Task description: Run through the records and, wherever a line holds the word "text", return that line.

Element data from apps and pages
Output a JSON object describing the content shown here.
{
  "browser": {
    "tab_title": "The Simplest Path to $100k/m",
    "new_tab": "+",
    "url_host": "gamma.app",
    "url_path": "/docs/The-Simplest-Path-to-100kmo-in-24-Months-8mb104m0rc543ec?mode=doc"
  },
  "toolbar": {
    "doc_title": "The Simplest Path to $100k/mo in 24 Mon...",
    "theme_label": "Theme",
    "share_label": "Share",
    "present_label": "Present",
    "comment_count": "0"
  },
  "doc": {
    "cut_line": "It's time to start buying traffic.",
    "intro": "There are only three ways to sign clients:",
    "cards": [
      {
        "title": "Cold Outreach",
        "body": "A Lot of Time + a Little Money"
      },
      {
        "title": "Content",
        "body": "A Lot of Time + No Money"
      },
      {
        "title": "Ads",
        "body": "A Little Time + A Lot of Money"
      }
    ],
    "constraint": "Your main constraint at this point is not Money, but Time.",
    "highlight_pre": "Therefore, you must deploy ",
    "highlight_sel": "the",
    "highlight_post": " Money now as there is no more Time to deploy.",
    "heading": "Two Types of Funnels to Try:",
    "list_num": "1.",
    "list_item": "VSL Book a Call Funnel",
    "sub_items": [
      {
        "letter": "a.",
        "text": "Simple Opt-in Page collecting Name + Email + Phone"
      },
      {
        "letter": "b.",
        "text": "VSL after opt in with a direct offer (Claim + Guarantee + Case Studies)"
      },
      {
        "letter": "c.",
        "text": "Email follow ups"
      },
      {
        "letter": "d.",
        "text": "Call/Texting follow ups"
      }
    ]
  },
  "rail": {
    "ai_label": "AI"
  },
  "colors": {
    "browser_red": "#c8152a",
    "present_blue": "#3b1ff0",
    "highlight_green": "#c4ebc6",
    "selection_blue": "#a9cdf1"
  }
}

Final answer:
        "text": "Simple Opt-in Page collecting Name + Email + Phone"
        "text": "VSL after opt in with a direct offer (Claim + Guarantee + Case Studies)"
        "text": "Email follow ups"
        "text": "Call/Texting follow ups"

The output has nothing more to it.